SOURCE DATA ->
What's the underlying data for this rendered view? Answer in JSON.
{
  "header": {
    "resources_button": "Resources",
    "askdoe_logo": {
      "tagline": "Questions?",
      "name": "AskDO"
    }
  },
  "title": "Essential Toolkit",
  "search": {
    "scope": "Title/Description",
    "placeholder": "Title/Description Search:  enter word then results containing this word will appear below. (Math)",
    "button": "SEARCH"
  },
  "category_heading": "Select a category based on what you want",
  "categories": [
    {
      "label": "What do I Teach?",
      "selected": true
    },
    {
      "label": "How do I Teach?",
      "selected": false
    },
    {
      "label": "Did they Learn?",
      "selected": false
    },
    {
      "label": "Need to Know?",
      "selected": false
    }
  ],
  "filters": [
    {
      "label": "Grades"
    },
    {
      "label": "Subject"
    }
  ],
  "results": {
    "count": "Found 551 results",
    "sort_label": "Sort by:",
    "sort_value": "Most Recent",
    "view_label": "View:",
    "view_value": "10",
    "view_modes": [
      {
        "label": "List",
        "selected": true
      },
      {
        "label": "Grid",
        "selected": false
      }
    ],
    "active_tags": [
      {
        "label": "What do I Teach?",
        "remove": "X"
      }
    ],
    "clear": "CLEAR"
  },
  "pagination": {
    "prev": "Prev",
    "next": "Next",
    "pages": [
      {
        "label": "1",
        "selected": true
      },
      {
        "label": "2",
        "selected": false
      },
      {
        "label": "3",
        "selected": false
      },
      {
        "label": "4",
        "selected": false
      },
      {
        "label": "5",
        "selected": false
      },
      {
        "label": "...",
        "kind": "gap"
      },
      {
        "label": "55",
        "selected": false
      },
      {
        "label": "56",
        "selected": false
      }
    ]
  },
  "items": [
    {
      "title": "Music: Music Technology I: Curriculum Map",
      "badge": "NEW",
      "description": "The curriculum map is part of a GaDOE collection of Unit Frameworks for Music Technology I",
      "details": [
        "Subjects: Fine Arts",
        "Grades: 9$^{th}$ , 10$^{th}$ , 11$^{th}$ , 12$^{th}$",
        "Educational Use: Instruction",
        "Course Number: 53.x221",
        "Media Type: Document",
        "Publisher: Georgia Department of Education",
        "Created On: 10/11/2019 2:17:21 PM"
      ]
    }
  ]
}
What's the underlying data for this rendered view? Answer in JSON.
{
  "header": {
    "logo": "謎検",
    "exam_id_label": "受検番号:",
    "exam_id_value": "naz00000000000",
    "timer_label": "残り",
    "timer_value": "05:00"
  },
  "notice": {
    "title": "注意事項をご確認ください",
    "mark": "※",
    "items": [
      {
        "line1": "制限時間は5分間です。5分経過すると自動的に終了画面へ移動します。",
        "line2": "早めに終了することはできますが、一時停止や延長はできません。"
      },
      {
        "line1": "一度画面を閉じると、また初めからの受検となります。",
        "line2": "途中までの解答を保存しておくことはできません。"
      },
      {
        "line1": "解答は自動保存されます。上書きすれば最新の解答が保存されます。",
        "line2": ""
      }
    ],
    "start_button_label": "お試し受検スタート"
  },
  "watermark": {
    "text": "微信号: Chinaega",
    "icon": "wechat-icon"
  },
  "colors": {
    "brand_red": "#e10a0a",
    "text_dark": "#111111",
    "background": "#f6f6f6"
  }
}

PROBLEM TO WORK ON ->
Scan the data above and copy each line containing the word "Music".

ANSWER TO THE EXERCISE ->
      "title": "Music: Music Technology I: Curriculum Map",
      "description": "The curriculum map is part of a GaDOE collection of Unit Frameworks for Music Technology I",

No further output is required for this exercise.